Sodium and Dehydration

Advice based on experience by Karl King.

Karl isn't a physician, registered nurse or emergency medical technician. But as a veteran long-distance runner and director of races five kilometers runners suffering and staggering along wilderness trails. As the president of a sports drink company, King also has a vested interest when it comes to matters of sodium and dehydration. And when spring turns to summer and runners' needs increase, the Wisconsin developmental engineer's concerns are particularly keen.

After a long cold spring and no chance to acclimate to heat, runners should push a lot of water and sodium from the very start of an ultra, King recently offered in the first of an ongoing series of opinions on an ultramarathon forum on the Internet. Drink water and take some salt before the race begins. And race directors, please provide water and cups at the start line.

King, the race director of the Ice Age 50 - the country's third-largest 50-mile race - and a finisher of the Vermont 100, warns entrants about the dangers of low sodium levels. But he also knows that even experienced runners sometimes don't practice common sense guidelines - even if they're aware of the potential dangers. Therefore, with the ultra-marathon season in full swing and temperatures rising as summer approaches, consider (with his permission) King's gospel of sodium and hydration:

  • Runners need 400 to 800 milligrams of sodium per hour during warm and hot weather conditions.
  • The average pretzel or saltine has only 30 milligrams of sodium. Most sports drinks have more sodium, but still may not have enough sodium because they would taste like sea water if they had sodium levels equivalent to 800 milligrams per hour.
  • Cola drinks typically contain little or no sodium. A steady diet of half water, half cola could lead to inadequate sodium after only a few hours of running.
  • Don't be fooled by running in dry weather. Sweat may evaporate so fast in dry weather you may think you're not sweating much when you're actually sweating a great deal and losing water through your lungs as you exhale.
  • Don't assume you're hydrated if you urinate late in a run. If you're low on sodium, your body will be forced to dump water to keep you from going into a state of hyponatremia (low sodium). Thus, it is possible to be dehydrated, but still be urinating.
  • If you do get dehydrated, take salt and water together. Your body will not properly rehydrate in you don't take in sodium. Therefore, avoid soda and sparkling water unless you also take sodium.
  • Don't trust your sense of thirst in a long run. Most people are actually dehydrated by the time they acknowledge their thirst. Use the standard refrain, eat before you're hungry, drink before you're thirsty as a guideline.
  • If you do get dehydrated, your blood pressure will be low. If you take hot shower after the run, the blood vessels near the skin will dilate and your blood pressure will drop so low that your heart will not be able to push blood to the brain for a few seconds and you will faint in the shower.
  • If you feel dizzy or have a queasy stomach during a run, slow down or sit for a while. If it is really hot, you weren't going to have a record time anyway, so why kill yourself to finish a few minutes sooner?
  • The runners most in danger of dehydration are not the speedsters at the front of the race, but those at the back of the pack who spend more hours out in the heat.
  • If there is ice at the aid stations, consider wearing a white mesh cap in which you can put ice cubes. It may look silly but it can reduce your body core temperature and help prevent a good training effort from becoming disastrous.
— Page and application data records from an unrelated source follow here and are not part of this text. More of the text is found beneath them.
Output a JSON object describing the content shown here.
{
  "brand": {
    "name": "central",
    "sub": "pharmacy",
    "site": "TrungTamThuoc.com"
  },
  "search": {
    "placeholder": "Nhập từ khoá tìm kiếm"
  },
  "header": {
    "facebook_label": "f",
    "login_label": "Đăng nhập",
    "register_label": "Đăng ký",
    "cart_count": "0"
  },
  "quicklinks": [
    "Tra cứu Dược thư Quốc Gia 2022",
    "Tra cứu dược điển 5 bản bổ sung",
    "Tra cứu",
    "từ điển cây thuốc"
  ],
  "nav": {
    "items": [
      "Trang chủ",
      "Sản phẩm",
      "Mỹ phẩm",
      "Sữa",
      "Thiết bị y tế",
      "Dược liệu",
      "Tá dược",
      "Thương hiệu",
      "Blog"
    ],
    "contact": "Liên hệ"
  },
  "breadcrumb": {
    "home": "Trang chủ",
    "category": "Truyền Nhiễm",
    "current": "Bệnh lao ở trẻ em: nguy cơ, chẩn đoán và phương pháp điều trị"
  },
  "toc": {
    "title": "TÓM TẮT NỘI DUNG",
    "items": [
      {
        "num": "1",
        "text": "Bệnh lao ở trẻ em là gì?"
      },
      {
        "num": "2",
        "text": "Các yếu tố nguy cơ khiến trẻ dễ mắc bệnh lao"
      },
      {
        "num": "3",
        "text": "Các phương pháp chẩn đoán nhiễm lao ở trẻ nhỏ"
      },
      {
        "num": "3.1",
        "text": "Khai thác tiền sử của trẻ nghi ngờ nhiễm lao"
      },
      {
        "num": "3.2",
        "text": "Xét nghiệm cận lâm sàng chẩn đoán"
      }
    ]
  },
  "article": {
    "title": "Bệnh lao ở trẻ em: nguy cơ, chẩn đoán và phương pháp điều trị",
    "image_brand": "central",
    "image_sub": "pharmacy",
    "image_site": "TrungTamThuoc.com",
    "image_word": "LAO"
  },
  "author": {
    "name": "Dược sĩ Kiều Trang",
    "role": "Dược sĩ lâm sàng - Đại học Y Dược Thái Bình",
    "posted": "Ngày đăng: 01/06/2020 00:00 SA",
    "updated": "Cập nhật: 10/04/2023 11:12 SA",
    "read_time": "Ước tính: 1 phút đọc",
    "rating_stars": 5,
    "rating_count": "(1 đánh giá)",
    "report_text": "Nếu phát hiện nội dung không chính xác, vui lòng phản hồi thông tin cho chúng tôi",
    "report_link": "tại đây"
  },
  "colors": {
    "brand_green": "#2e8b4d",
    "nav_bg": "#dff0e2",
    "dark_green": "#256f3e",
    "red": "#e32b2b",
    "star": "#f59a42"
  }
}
James Raia is a syndicated journalist and long-distance runner in Sacramento. Comments, suggestions and race information are welcomed and should be sent to 2301 J St. #205, Sacramento, CA 95816. E-mail address: